[Records provided — start]

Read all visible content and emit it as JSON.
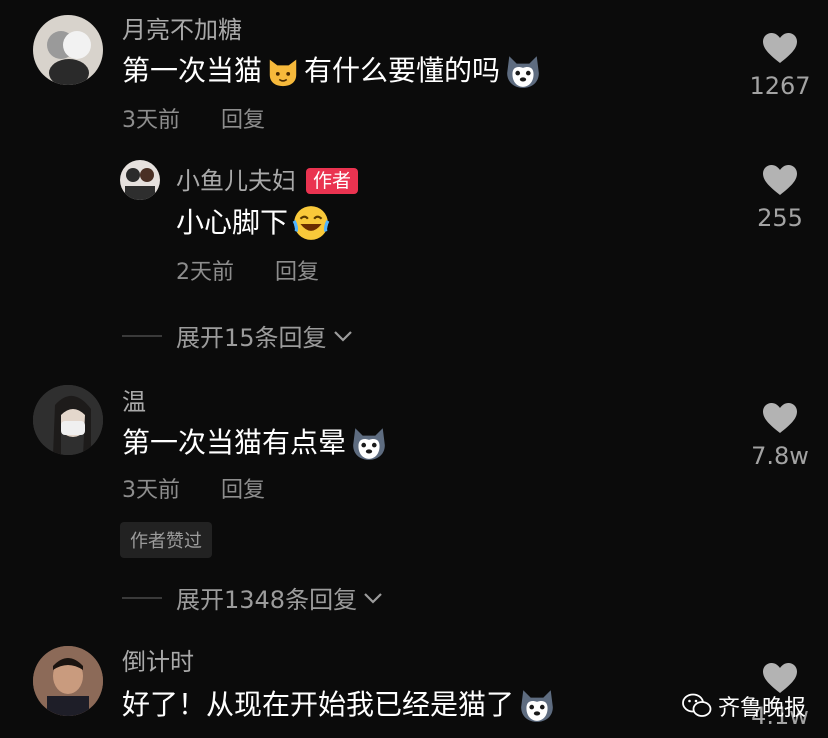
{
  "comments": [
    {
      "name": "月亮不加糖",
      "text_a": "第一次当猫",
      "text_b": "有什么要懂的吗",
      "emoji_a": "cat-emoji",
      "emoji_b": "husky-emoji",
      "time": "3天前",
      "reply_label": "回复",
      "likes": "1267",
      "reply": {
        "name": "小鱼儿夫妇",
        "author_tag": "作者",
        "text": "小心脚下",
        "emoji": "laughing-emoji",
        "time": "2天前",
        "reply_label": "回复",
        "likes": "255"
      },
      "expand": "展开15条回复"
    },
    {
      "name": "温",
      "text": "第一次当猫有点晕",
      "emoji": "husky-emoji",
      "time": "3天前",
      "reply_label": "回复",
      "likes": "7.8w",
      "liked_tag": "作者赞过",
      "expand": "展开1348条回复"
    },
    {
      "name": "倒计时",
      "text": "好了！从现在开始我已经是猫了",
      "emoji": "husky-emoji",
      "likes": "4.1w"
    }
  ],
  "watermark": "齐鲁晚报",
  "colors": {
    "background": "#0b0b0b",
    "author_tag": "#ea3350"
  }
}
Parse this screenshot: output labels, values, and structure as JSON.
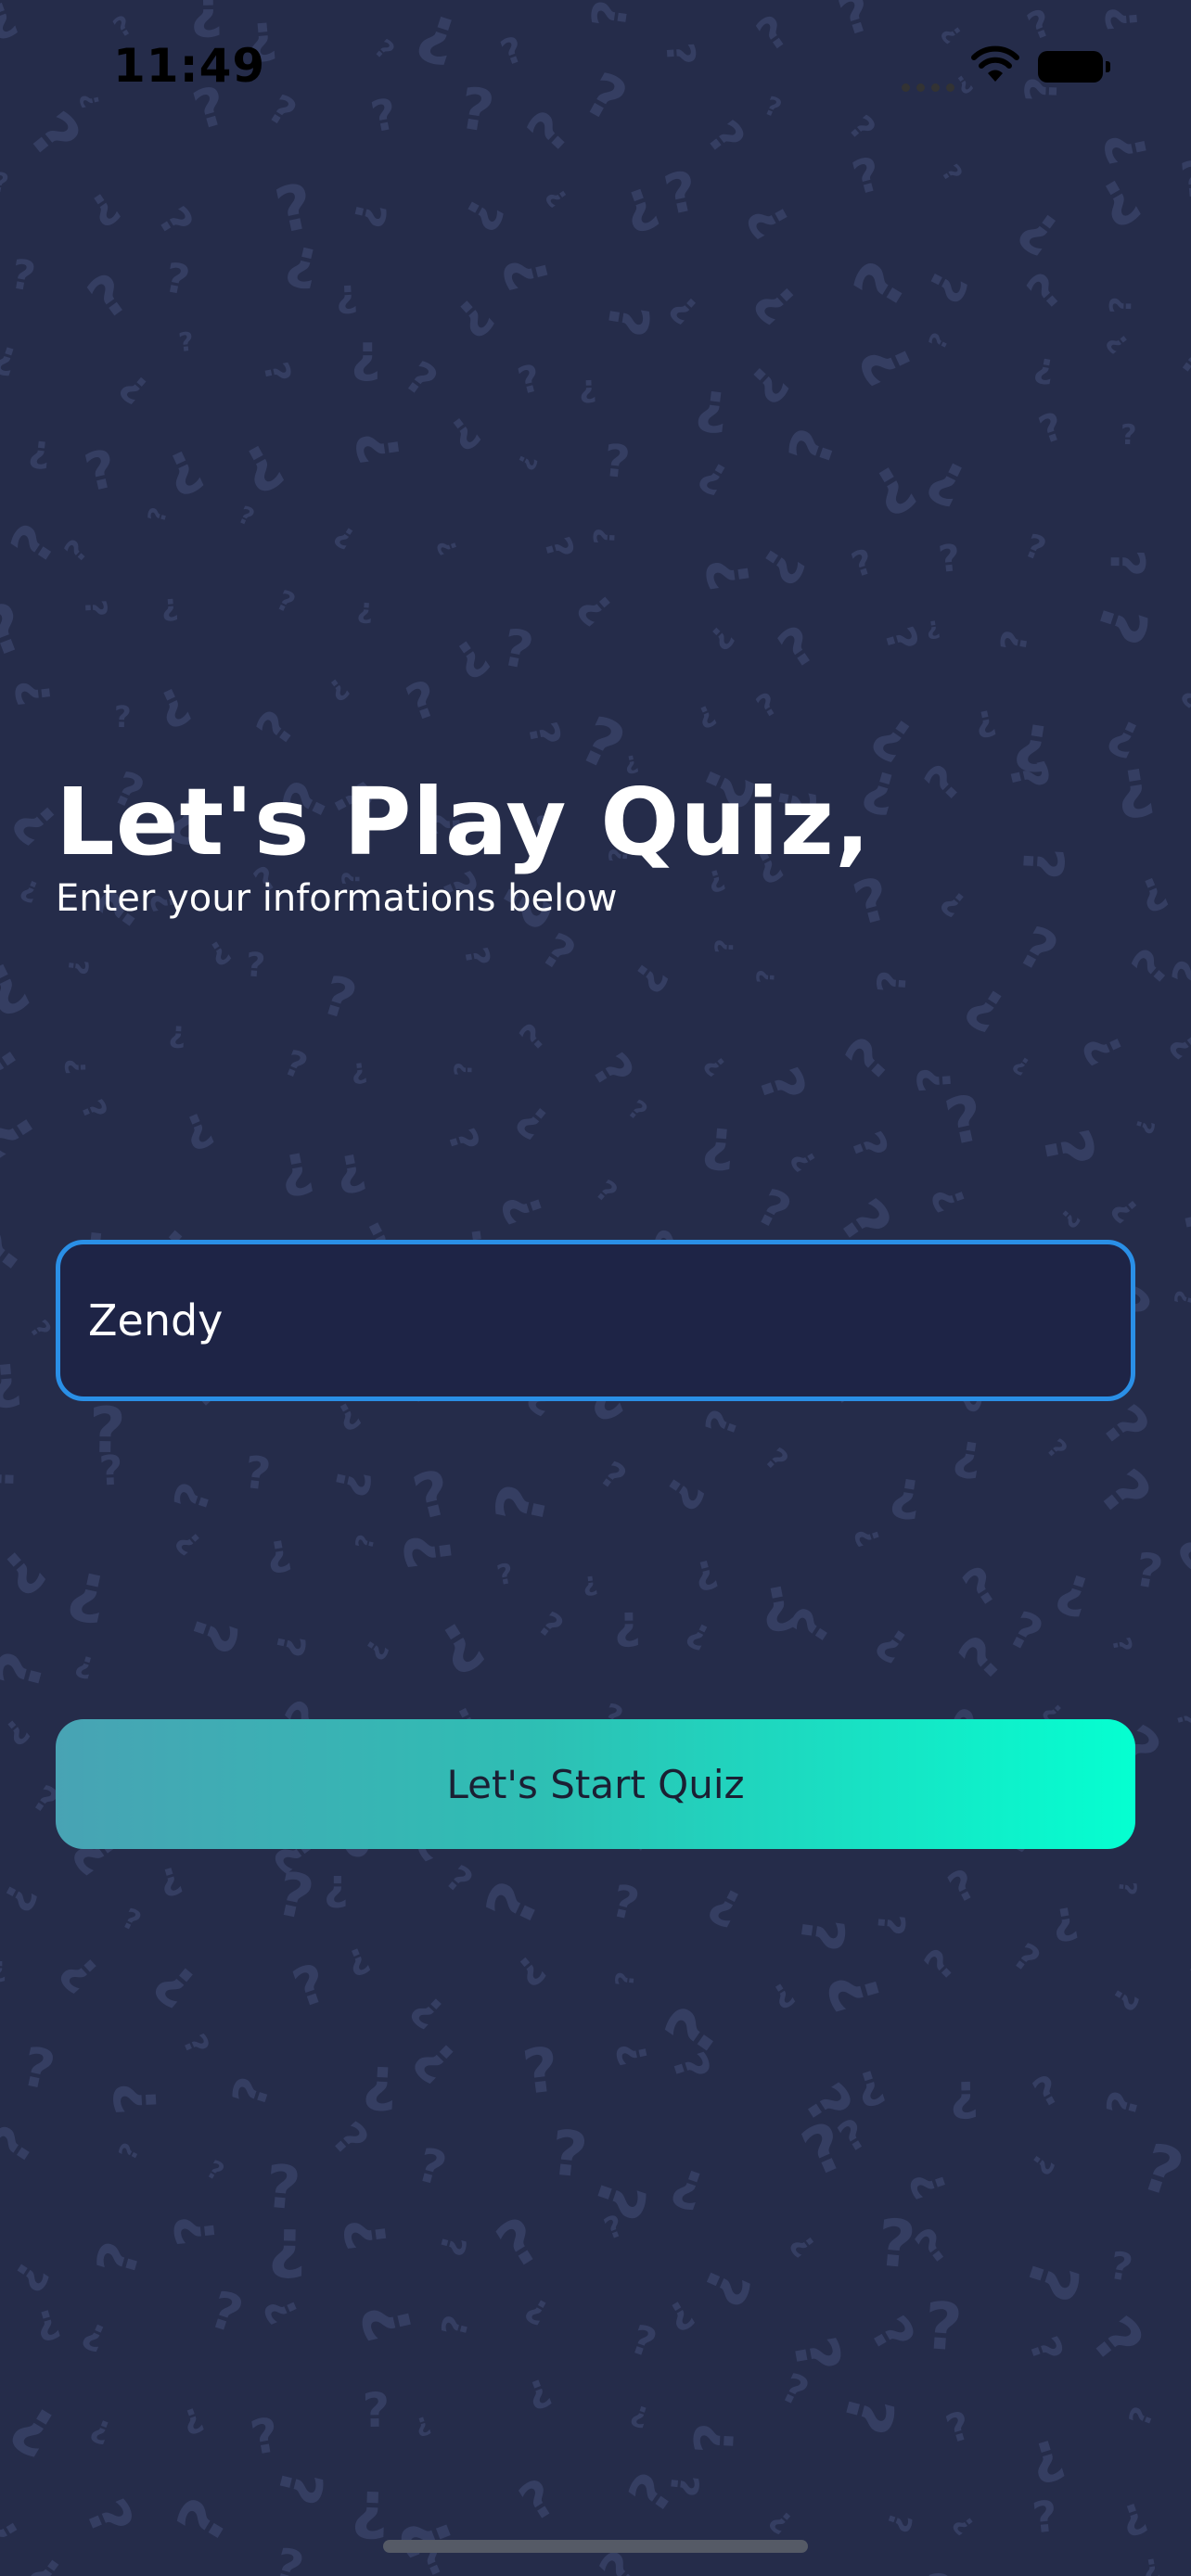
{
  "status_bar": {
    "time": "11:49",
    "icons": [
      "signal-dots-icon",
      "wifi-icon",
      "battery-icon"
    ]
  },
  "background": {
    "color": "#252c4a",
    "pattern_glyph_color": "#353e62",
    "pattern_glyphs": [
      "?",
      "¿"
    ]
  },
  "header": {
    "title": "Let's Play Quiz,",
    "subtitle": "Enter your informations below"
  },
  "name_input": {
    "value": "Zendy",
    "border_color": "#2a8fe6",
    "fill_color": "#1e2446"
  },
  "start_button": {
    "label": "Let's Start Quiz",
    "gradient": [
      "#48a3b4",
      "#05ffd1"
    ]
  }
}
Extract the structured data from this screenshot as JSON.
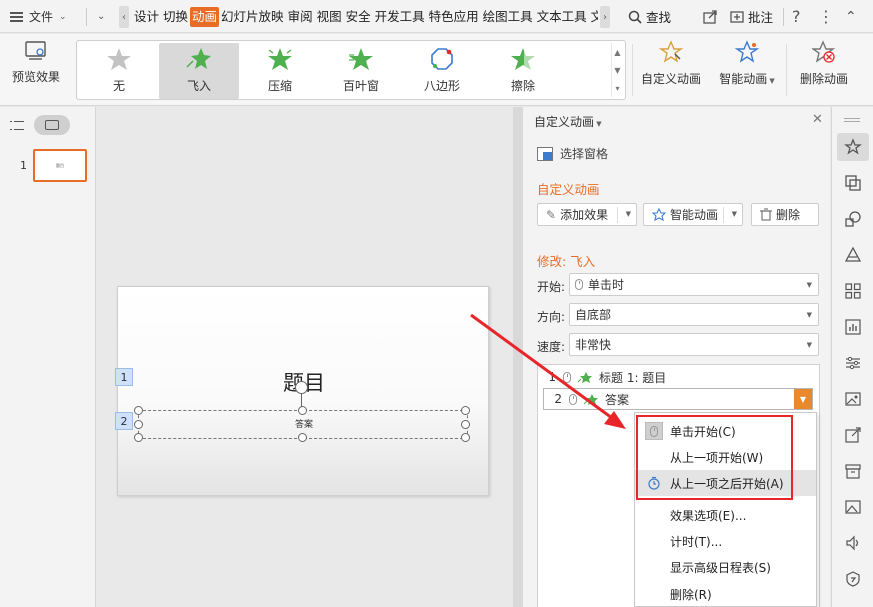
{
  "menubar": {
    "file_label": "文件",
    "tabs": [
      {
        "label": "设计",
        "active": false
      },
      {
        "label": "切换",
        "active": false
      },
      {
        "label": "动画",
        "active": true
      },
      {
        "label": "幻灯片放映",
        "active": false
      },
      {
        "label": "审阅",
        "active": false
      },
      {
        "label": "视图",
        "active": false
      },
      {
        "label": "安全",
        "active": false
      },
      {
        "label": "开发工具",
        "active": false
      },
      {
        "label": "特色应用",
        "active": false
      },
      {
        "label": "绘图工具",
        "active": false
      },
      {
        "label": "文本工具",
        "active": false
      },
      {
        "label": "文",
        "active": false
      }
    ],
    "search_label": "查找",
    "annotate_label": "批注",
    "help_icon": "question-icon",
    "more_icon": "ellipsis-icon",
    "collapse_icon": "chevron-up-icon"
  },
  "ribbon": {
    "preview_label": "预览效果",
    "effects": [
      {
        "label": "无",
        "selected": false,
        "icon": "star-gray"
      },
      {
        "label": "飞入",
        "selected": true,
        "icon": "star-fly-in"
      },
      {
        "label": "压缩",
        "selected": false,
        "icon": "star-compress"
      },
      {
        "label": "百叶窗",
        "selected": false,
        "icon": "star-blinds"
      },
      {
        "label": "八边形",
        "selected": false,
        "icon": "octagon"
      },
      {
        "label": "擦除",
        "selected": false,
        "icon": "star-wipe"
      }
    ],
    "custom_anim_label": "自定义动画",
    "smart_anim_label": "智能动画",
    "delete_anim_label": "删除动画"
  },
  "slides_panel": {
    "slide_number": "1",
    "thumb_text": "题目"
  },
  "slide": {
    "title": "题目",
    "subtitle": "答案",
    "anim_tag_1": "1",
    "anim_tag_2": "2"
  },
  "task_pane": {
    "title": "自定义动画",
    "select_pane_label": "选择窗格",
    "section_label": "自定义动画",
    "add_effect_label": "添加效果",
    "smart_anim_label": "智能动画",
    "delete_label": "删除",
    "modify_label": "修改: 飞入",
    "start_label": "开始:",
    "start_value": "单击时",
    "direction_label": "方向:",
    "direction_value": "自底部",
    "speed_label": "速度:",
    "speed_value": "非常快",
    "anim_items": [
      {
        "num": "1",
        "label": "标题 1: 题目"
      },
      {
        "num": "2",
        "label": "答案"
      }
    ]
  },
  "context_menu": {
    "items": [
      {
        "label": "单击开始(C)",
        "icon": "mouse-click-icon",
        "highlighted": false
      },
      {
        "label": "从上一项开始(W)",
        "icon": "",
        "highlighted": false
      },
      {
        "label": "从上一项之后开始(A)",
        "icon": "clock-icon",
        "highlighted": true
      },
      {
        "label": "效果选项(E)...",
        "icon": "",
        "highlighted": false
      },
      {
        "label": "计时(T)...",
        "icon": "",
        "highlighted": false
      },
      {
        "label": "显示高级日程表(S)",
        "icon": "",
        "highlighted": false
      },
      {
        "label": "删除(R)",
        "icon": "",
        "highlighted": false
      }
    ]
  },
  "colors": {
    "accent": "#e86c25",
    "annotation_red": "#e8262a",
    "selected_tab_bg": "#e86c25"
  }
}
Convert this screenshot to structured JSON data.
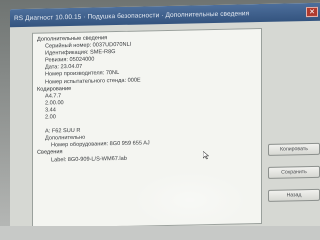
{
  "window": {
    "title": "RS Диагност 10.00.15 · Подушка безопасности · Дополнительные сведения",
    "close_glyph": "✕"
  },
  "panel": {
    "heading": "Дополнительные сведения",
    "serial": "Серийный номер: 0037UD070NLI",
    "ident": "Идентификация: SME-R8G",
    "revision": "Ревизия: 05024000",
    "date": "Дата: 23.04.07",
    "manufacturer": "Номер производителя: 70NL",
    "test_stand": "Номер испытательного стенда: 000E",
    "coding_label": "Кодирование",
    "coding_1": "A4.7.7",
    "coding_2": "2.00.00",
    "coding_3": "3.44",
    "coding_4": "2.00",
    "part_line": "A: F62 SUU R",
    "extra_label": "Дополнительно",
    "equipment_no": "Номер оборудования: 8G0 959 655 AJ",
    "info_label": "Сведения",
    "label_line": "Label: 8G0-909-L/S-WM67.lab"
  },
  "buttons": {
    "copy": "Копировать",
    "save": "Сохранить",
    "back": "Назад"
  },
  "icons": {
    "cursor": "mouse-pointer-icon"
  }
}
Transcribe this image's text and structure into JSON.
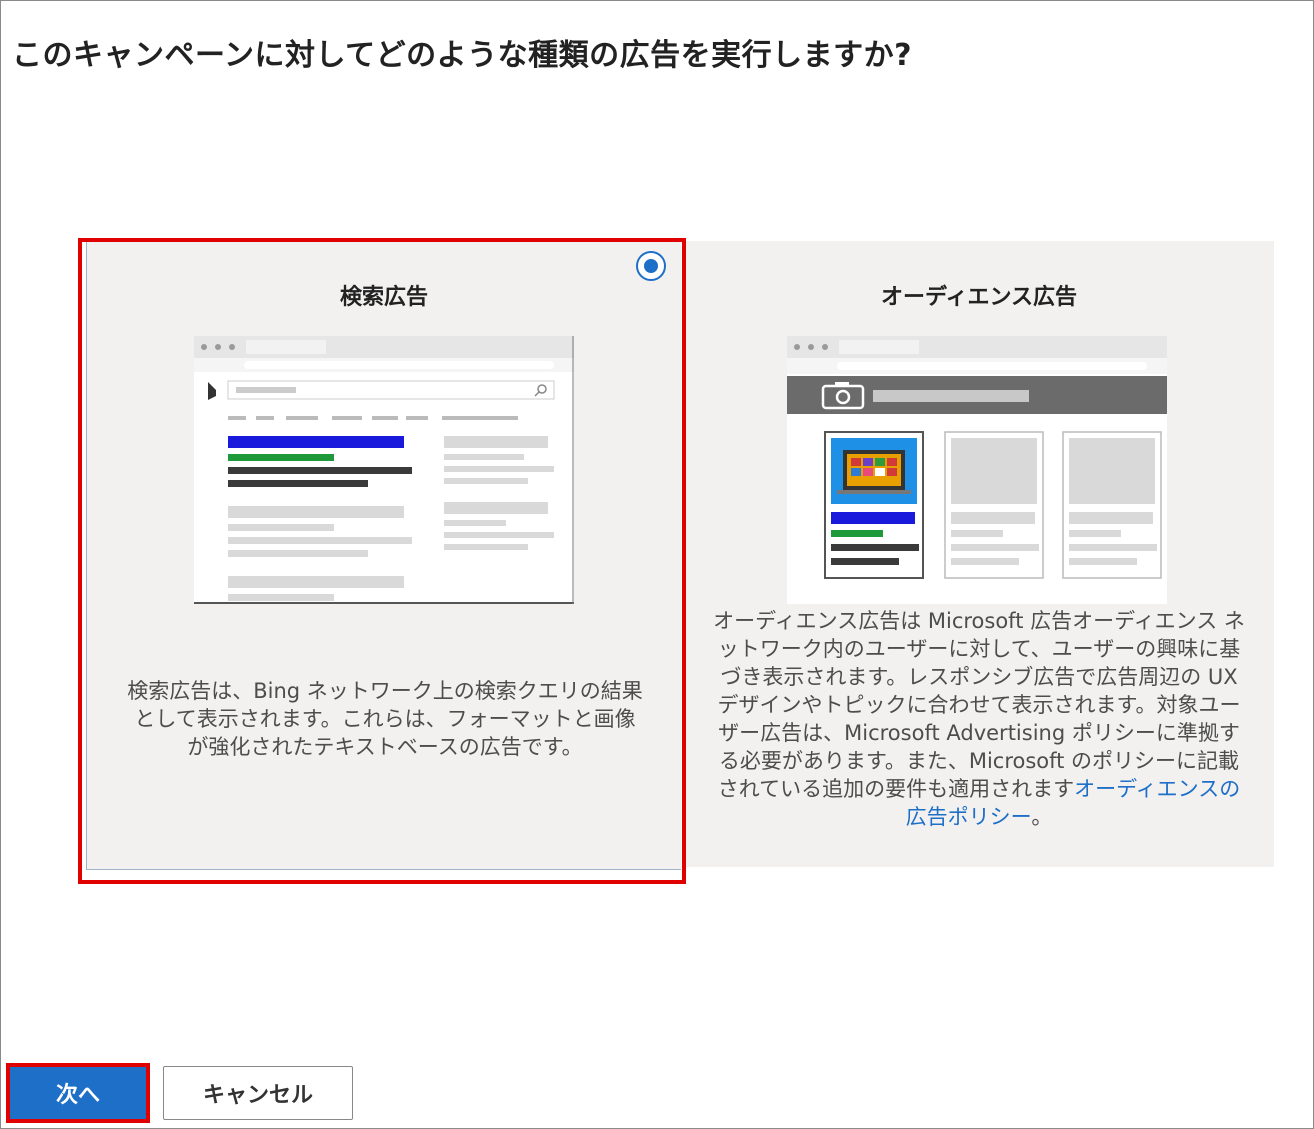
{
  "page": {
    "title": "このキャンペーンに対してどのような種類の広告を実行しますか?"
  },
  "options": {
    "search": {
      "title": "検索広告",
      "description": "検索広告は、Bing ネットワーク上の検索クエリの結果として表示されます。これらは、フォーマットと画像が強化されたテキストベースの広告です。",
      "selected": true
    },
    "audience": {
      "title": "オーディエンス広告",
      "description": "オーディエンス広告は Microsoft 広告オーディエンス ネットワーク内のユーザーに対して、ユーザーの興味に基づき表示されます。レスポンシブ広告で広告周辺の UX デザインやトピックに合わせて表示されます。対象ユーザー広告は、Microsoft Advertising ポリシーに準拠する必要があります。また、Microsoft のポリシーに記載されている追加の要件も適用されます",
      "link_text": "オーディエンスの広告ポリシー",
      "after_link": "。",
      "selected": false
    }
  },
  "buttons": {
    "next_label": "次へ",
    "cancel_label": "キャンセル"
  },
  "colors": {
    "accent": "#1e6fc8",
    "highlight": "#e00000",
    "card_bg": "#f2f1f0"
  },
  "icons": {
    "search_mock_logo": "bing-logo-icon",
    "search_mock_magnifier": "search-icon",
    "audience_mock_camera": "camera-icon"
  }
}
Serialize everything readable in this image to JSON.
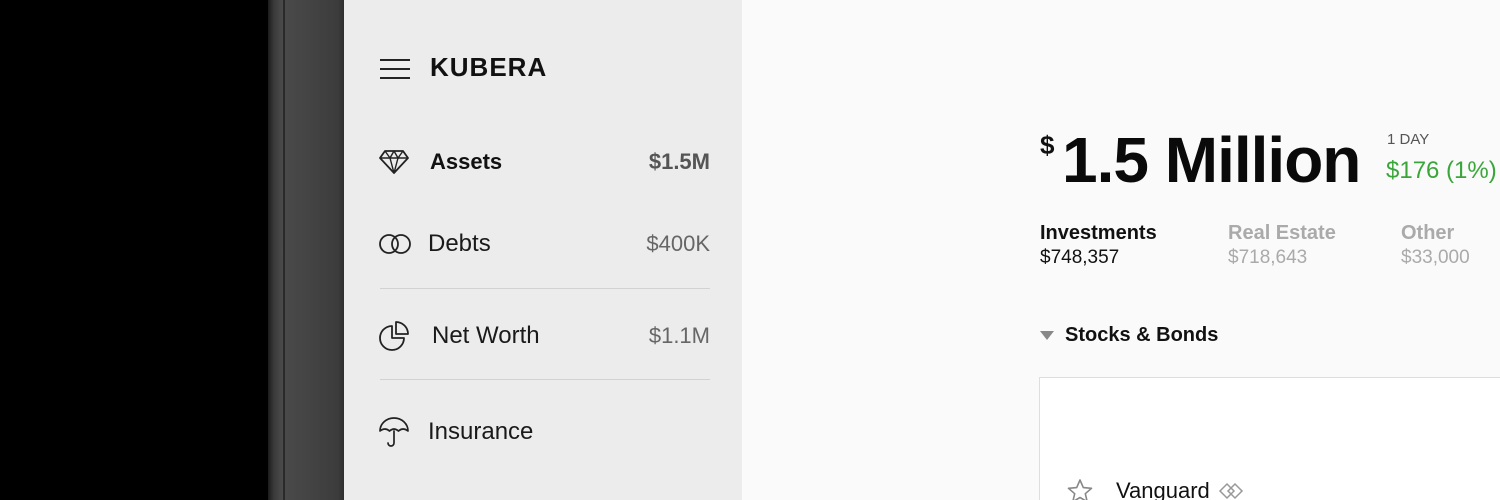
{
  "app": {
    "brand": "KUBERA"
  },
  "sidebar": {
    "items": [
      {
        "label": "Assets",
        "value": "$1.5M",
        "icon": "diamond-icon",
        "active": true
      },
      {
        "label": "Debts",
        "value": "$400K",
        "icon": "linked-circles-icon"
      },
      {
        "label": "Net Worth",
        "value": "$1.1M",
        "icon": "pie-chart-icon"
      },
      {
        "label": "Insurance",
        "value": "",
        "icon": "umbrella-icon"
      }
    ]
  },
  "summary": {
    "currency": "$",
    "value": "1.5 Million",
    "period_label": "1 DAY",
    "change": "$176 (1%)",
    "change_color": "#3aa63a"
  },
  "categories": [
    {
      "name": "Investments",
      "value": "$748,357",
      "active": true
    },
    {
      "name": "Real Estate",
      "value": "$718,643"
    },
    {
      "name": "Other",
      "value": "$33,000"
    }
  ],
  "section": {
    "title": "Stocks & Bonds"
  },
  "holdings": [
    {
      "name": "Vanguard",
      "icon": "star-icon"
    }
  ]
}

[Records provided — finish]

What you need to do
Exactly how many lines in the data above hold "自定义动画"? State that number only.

Written response
3